Things go wrong when the humans decide to fight back, ferociously. They gather together gunmen, bulldozers, and backhoes in order to track down the thieves. At this point, it’s impossible that Mrs. Fox does not find out about the stealing—if she might have looked the other way when her pantry was miraculously filled overnight with turkeys and bottle of hard cider, now, with the noise and disruption and Mr. Fox’s missing tail (shot off by a farmer’s gun-toting minion), she’s got a good idea of what he’s been up to. Disappointed that he’s been lying to her, she’s doubly upset that he’s been including Ash and their visiting silver fox nephew Kristofferson (Eric Anderson) in these late-night exploits.
The tension between Mr. and Mrs. Fox is, on one hand, completely familiar: the woman seeks to domesticate her roving man, while he yearns to express himself, to get out from under the weight of a civilization that restricts him. At the same time, Mr. Fox is grappling with his intricate relationships with Ash and Kristofferson, as they are also grappling with one another, feeling competitive but also in league, crushing on the same classmate, Agnes (Juman Malouf), enchanted by the same train sets and aspiring to the same athletic feats. No small thing to preteens, Kristofferson appears to be gifted at sports, while Ash, much to his dismay—and that of his coach (Owen Wilson)—is not. It helps to be athletic when stealing geese and chickens, as Mr. Fox knows all too well, and so he’s also needing to see past his own expectations in order to value what Ash can bring to the operation.
These intergenerational dilemmas—how to be foxes, to be individuals and also parts of communities—form the complicated heart of Fantastic Mr. Fox. They’re rendered in existential bits of conversation (“Can a fox ever be happy without a chicken in its teeth?”) as well as the film’s terrific stop-motion animation, at once retro-cool and captivating. Their eyes wide and expressive (and in the case of Kylie during his possumy trances, quite whirly), their forms incredibly, engagingly furry, the weasels, rats, and rabbits inhabit a wonderfully realized world. Indeed, much of the movie’s comedy and emotional weight are premised on how it looks, from Mr. Fox’s brown corduroy jackets and bright orange ties, to the hot-wheelsy cars they roar around in, to the yarny flames that spurt out from explosions.

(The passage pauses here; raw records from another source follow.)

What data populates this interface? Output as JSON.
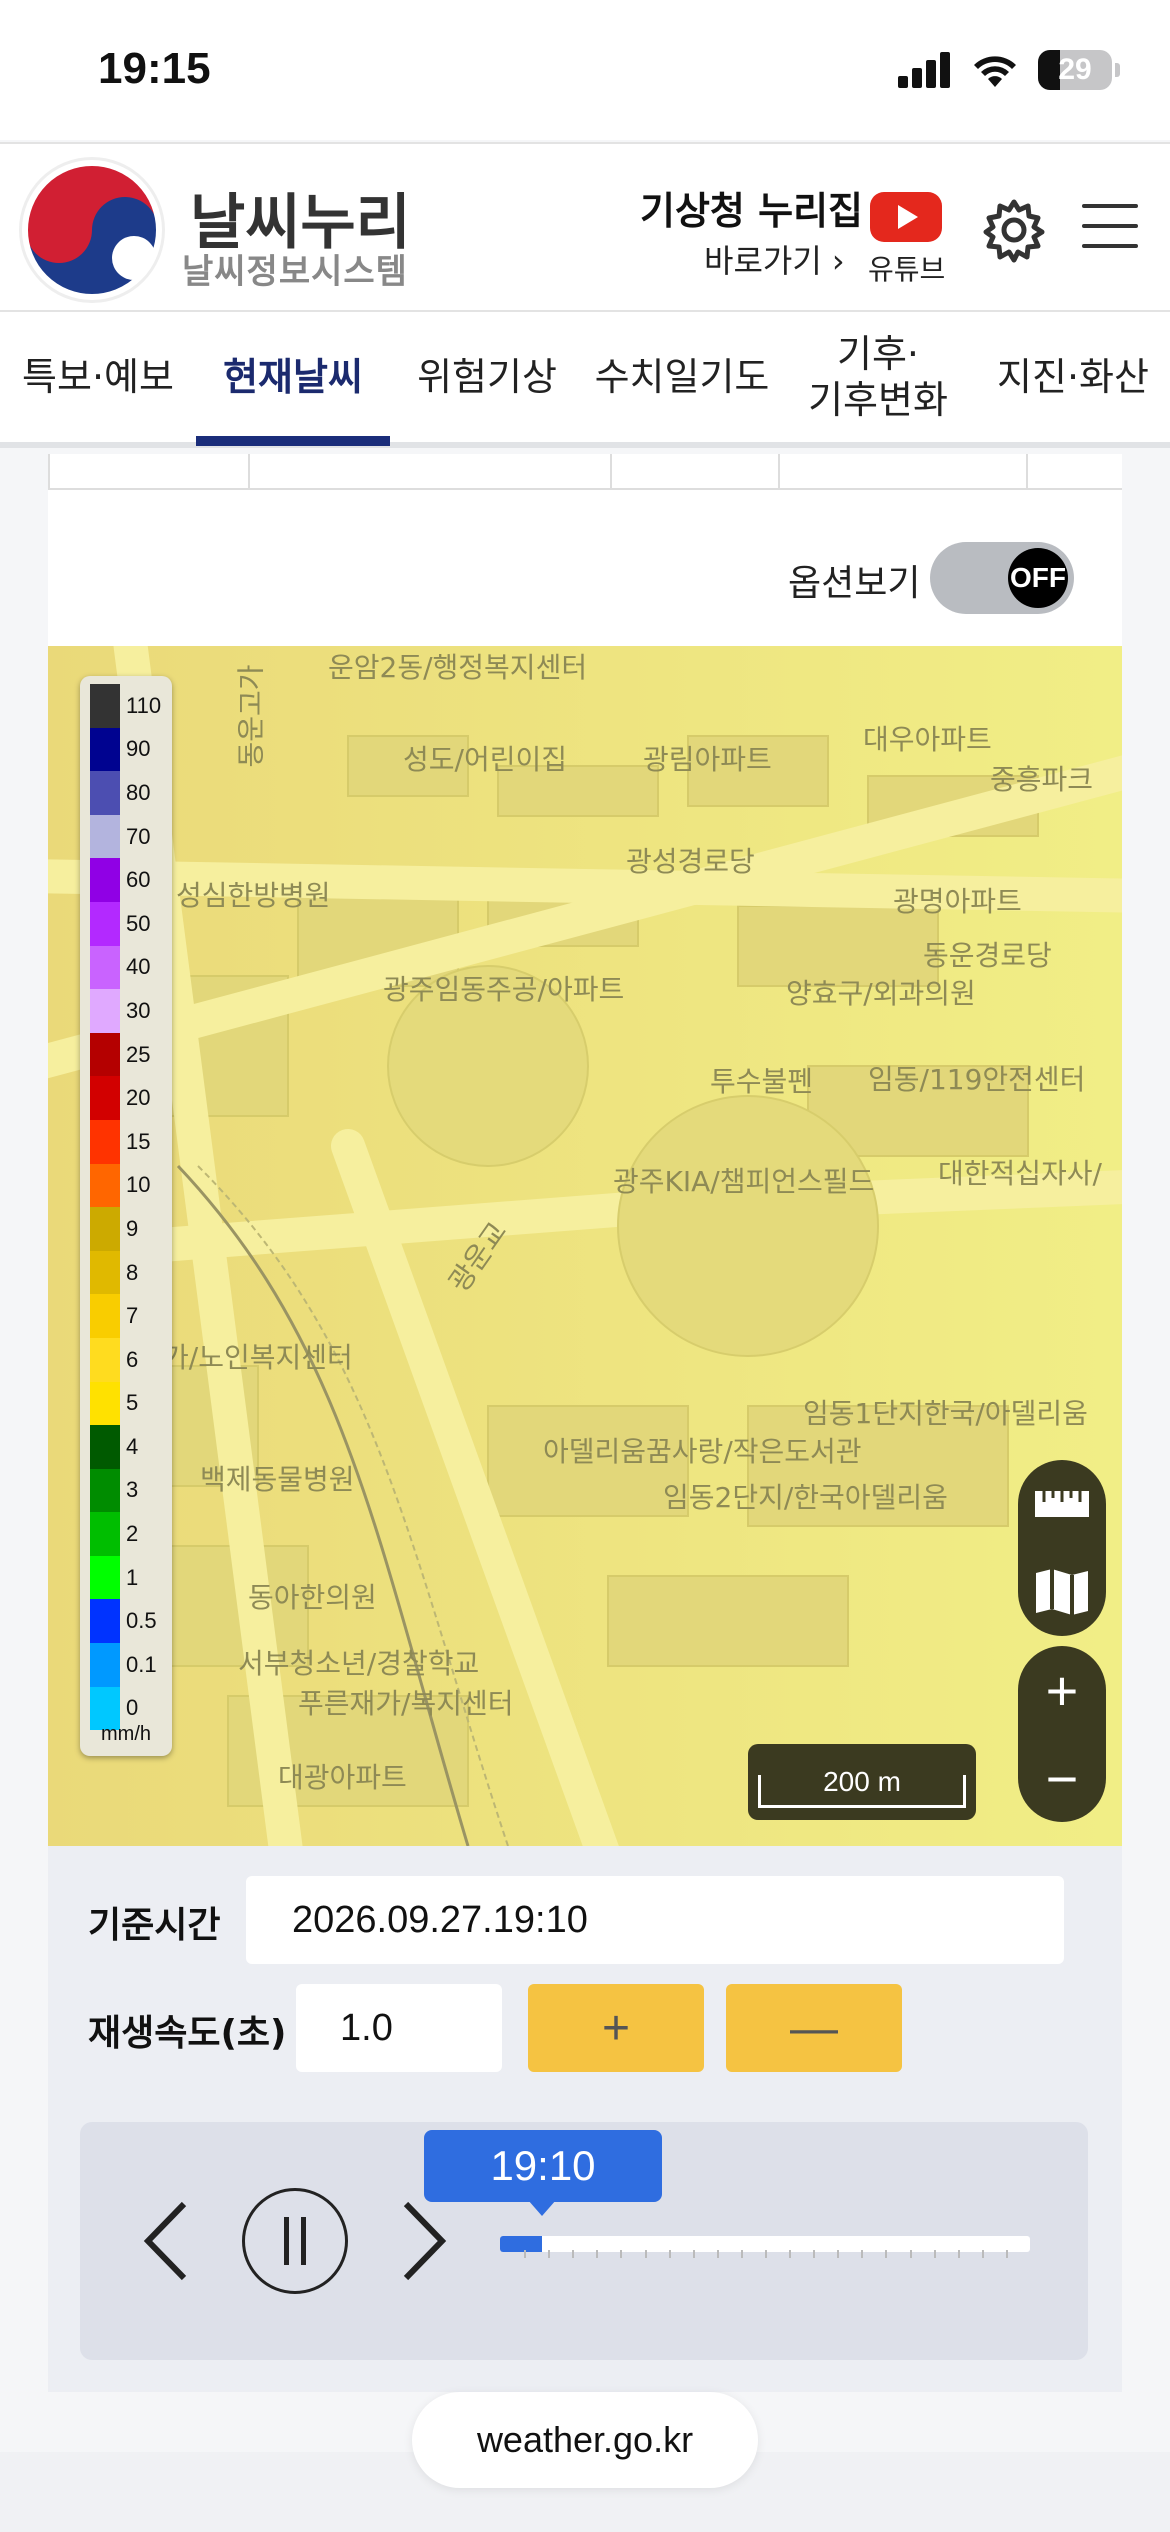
{
  "status_bar": {
    "time": "19:15",
    "battery": "29"
  },
  "header": {
    "brand_title": "날씨누리",
    "brand_subtitle": "날씨정보시스템",
    "nurijip_title": "기상청 누리집",
    "nurijip_link": "바로가기 ›",
    "youtube_label": "유튜브"
  },
  "nav": {
    "items": [
      {
        "label": "특보·예보"
      },
      {
        "label": "현재날씨"
      },
      {
        "label": "위험기상"
      },
      {
        "label": "수치일기도"
      },
      {
        "label": "기후·\n기후변화"
      },
      {
        "label": "지진·화산"
      }
    ],
    "active_index": 1
  },
  "options": {
    "label": "옵션보기",
    "toggle_state": "OFF"
  },
  "map": {
    "labels": [
      "운암2동/행정복지센터",
      "성도/어린이집",
      "광림아파트",
      "대우아파트",
      "중흥파크",
      "광성경로당",
      "성심한방병원",
      "광명아파트",
      "동운경로당",
      "광주임동주공/아파트",
      "양효구/외과의원",
      "투수불펜",
      "임동/119안전센터",
      "광주KIA/챔피언스필드",
      "대한적십자사/",
      "가/노인복지센터",
      "임동1단지한국/아델리움",
      "아델리움꿈사랑/작은도서관",
      "임동2단지/한국아델리움",
      "백제동물병원",
      "동아한의원",
      "서부청소년/경찰학교",
      "푸른재가/복지센터",
      "대광아파트",
      "광운교",
      "동운고가"
    ],
    "legend": {
      "unit": "mm/h",
      "entries": [
        {
          "value": "110",
          "color": "#333333"
        },
        {
          "value": "90",
          "color": "#000390"
        },
        {
          "value": "80",
          "color": "#4c4eb1"
        },
        {
          "value": "70",
          "color": "#b3b4de"
        },
        {
          "value": "60",
          "color": "#9000e5"
        },
        {
          "value": "50",
          "color": "#b329ff"
        },
        {
          "value": "40",
          "color": "#c963ff"
        },
        {
          "value": "30",
          "color": "#e0a9ff"
        },
        {
          "value": "25",
          "color": "#b40000"
        },
        {
          "value": "20",
          "color": "#d20000"
        },
        {
          "value": "15",
          "color": "#ff3300"
        },
        {
          "value": "10",
          "color": "#ff6600"
        },
        {
          "value": "9",
          "color": "#ccaa00"
        },
        {
          "value": "8",
          "color": "#e0b900"
        },
        {
          "value": "7",
          "color": "#f9cd00"
        },
        {
          "value": "6",
          "color": "#ffdc1f"
        },
        {
          "value": "5",
          "color": "#ffe100"
        },
        {
          "value": "4",
          "color": "#005a00"
        },
        {
          "value": "3",
          "color": "#008c00"
        },
        {
          "value": "2",
          "color": "#00be00"
        },
        {
          "value": "1",
          "color": "#00ff00"
        },
        {
          "value": "0.5",
          "color": "#0033ff"
        },
        {
          "value": "0.1",
          "color": "#0099ff"
        },
        {
          "value": "0",
          "color": "#00c8ff"
        }
      ]
    },
    "scale_label": "200 m"
  },
  "controls": {
    "base_time_label": "기준시간",
    "base_time_value": "2026.09.27.19:10",
    "speed_label": "재생속도(초)",
    "speed_value": "1.0",
    "plus_label": "+",
    "minus_label": "—",
    "tooltip_time": "19:10",
    "progress": 0.08
  },
  "footer": {
    "url": "weather.go.kr"
  },
  "colors": {
    "accent_blue": "#2f6de0",
    "nav_active": "#1a2d7a",
    "speed_btn": "#f5c342",
    "map_tool": "#3b3a20"
  }
}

It’s nostalgic and immediate at once, a combination of effects that alludes as well to the foxes’ wrestling with their identities and loyalties. In one moment Mr. Fox thanks Mrs. Fox for fixing him a plate of toast, and in another he’s descended on it, ravaging it with his sharp fox teeth. As he emerges from the 20 seconds of feasting and gnawing, he looks up with a little grunt. He’s satisfied, for the moment, but only just. He wants more.